I seem to post here a lot about the synopsis. There's good reason for this. Authors are frequently called upon to reduce their 60,000-odd word novel to a page, a paragraph, even a pithy statement.
My pithy statement for this book? Bad TV talent shows and narcolepsy, together at last.
So it is I've been asked to write yet another synopsis for my novel None of the Other Flies Follow My Crooked Lines. It's probably my third or fourth attempt at this and it's never an easy task. Hell, it took me nine words to title the damn thing.
The new synopsis comes off the back of some intensive editing, so at least this time I have a strong grasp of what happens when in the story.
My personal problem with synopses is that I lapse into a prose style I would never contemplate in the story itself. I launch into breathless sentences full of clauses and subclauses. TO be honest, I don't know how else to do it. At some point you need to explain that Bunny is Liberty's mother and that Richo is the host of the television show, otherwise the reader of the synopsis has no idea what you're talking about.
I also tend to pose questions:

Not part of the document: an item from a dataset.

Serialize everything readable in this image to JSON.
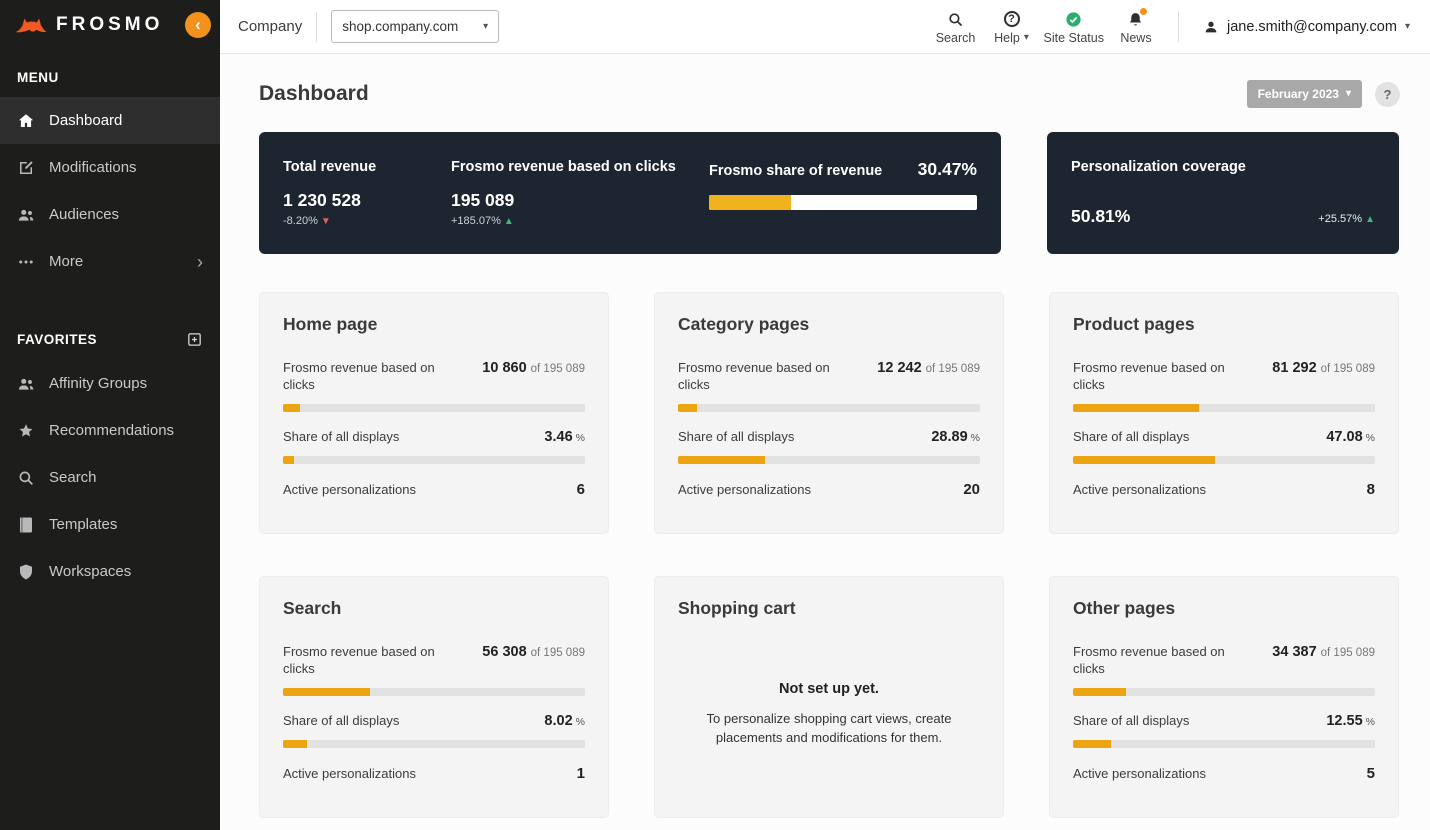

What went so wrong? Did Liberty really disappear or is this just another ratings stunt?And how can you trust your own story when the already blurred border between waking and dreaming states evaporates entirely?
It's hokey, but, again, I don't know how else to condense the tension of a novel into such a small space.
As a novelist, I really shouldn't complain. Scriptwriters are required to do this kind of summary on stuff they haven't yet finished, and they have to pitch stuff in person. At least we get to hide behind letters and emails.